Classic lessons for today
By Sonia B. Glover
There are two main reasons why Dr. Nigel Kennell of Memorial's Classics
Department is conducting research on Greek citizen training. The first is his passion for his research. The second is that he believes it is important for the public know as much history as possible.
"I think that it is very important to know history because history
at all levels
- ancient, medieval or modern history - is forever used today to justify political stances. We just have to know our history... we can't rely upon our leaders to tell us the truth because they don't know it. That is the job of people in universities."
Dr. Kennell said his research will expand horizons and introduce people to a culture that although foreign to us, still lies beneath much of what we do and who we are.
"My research is a study of how Greek city-states from the fourth century BC to the fourth century AD trained their elite young men to become citizens.

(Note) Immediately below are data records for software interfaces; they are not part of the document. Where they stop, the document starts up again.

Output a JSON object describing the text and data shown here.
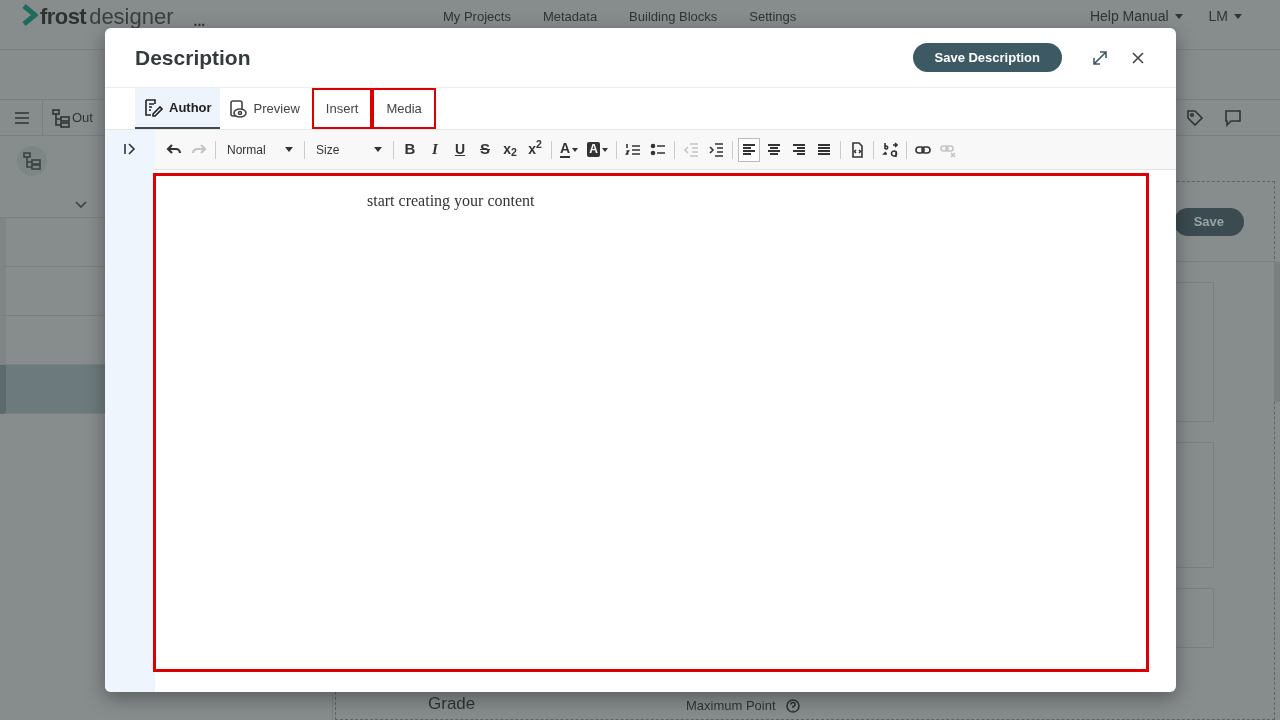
{
  "app": {
    "logo": {
      "part1": "frost",
      "part2": "designer"
    },
    "more": "...",
    "nav": [
      "My Projects",
      "Metadata",
      "Building Blocks",
      "Settings"
    ],
    "help": "Help Manual",
    "user": "LM",
    "outline_tab": "Out",
    "outline_rows": [
      {
        "selected": false
      },
      {
        "selected": false
      },
      {
        "selected": false
      },
      {
        "selected": true
      }
    ],
    "save": "Save",
    "field_labels": [
      "Grade",
      "Maximum Point"
    ]
  },
  "dialog": {
    "title": "Description",
    "save_button": "Save Description",
    "tabs": [
      {
        "label": "Author",
        "selected": true,
        "highlighted": false
      },
      {
        "label": "Preview",
        "selected": false,
        "highlighted": false
      },
      {
        "label": "Insert",
        "selected": false,
        "highlighted": true
      },
      {
        "label": "Media",
        "selected": false,
        "highlighted": true
      }
    ],
    "toolbar": [
      {
        "kind": "undo",
        "disabled": false
      },
      {
        "kind": "redo",
        "disabled": true
      },
      {
        "kind": "separator"
      },
      {
        "kind": "dropdown",
        "label": "Normal"
      },
      {
        "kind": "separator"
      },
      {
        "kind": "dropdown",
        "label": "Size"
      },
      {
        "kind": "separator"
      },
      {
        "kind": "bold",
        "label": "B",
        "disabled": false
      },
      {
        "kind": "italic",
        "label": "I",
        "disabled": false
      },
      {
        "kind": "underline",
        "label": "U",
        "disabled": false
      },
      {
        "kind": "strike",
        "label": "S",
        "disabled": false
      },
      {
        "kind": "script",
        "label": "x$_{2}$",
        "disabled": false
      },
      {
        "kind": "script",
        "label": "x$^{2}$",
        "disabled": false
      },
      {
        "kind": "separator"
      },
      {
        "kind": "text-color",
        "label": "A",
        "disabled": false
      },
      {
        "kind": "bg-color",
        "label": "A",
        "disabled": false
      },
      {
        "kind": "separator"
      },
      {
        "kind": "ordered-list",
        "disabled": false
      },
      {
        "kind": "bullet-list",
        "disabled": false
      },
      {
        "kind": "separator"
      },
      {
        "kind": "outdent",
        "disabled": true
      },
      {
        "kind": "indent",
        "disabled": false
      },
      {
        "kind": "separator"
      },
      {
        "kind": "align-left",
        "disabled": false,
        "selected": true
      },
      {
        "kind": "align-center",
        "disabled": false,
        "selected": false
      },
      {
        "kind": "align-right",
        "disabled": false,
        "selected": false
      },
      {
        "kind": "justify",
        "disabled": false,
        "selected": false
      },
      {
        "kind": "separator"
      },
      {
        "kind": "source",
        "disabled": false
      },
      {
        "kind": "separator"
      },
      {
        "kind": "text-direction",
        "disabled": false
      },
      {
        "kind": "separator"
      },
      {
        "kind": "link",
        "disabled": false
      },
      {
        "kind": "unlink",
        "disabled": true
      }
    ],
    "editor": {
      "placeholder": "start creating your content",
      "highlighted": true
    }
  }
}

Each city had a combination of national service and compulsory university education for all male citizens and then later on just the elite who could afford it," Dr. Kennell said. "They were trained in military tactics, physical education and increasingly as the years went by, in moral and philosophical education too. This is especially true for the city of Athens where we know a lot about the development of citizen training."

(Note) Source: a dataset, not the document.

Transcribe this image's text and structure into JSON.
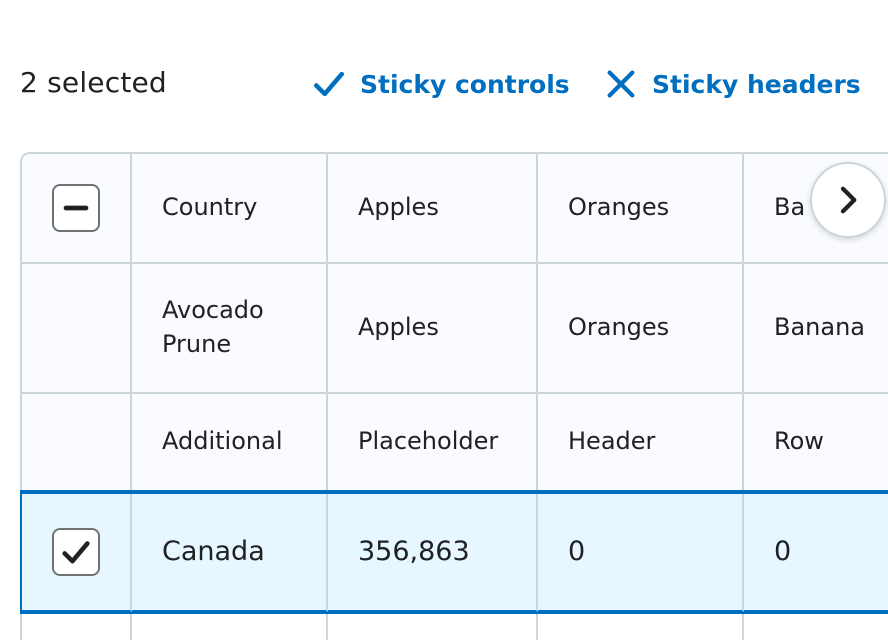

Dr. Kennell said Greek citizen training was the way in which Greeks passed on their culture, morals and standards from one generation to the next, and added that studying this type of training can be beneficial to modern culture.
"Studying how one civilization, as a particularly long civilization, passed on its culture and how it changed over the centuries can give us some insights into how modern cultures do it.… I think one can use comparative material and certainly gain some insights into what's happened in various cultures today."
Greek citizen training developed out of religious rituals in which
were formed together in bands and required to race as a way of marking a transition from childhood to adulthood, said Dr. Kennell.
"There seems to be a connection in ancient Greek culture between racing and fertility. So when these young men became of marriageable age they would race, and then as centuries went by it became secularized and very gradually evolved into a system of military training. We first see it in its full-blown form in the city of Athens, but there is evidence of earlier systems in the city of Sparta."
Dr. Kennell said his SSHRC-funded research is an example of looking at something that, in many ways, is completely different from our culture and our way of doing things, but similar in other ways.
"I think if you look at other cultures you always learn more about
because you stop and look at it more objectively."
Dr. Kennell's interest in Greek citizen training sparked from his interest in studying Greek inscriptions.
"The Greeks loved to leave records of their deeds, their lives, and their acts; every Greek city state set up inscriptions carrying laws and decrees. I became really interested in the city of Sparta.
"Sparta was extremely well known for its education system."
In 1995, Dr. Kennell published a book on the Spartan education system. It was the first of its kind, showing how the Spartan system evolved through the sixth century BC to the third century AD.
When his present research project wraps up next year, Dr. Kennell hopes to publish another book - this time on the role of citizen training systems in Greek culture and how they evolved.
"I hope to have a good foundation for shaping the evidence I now have into a book in which I can go into more specific questions, and bring questions over from my Sparta book as to the role of citizen training in the construction of civic identity and the Greek identity as a whole - how they defined themselves, what they thought of themselves and how they passed that down to their youth.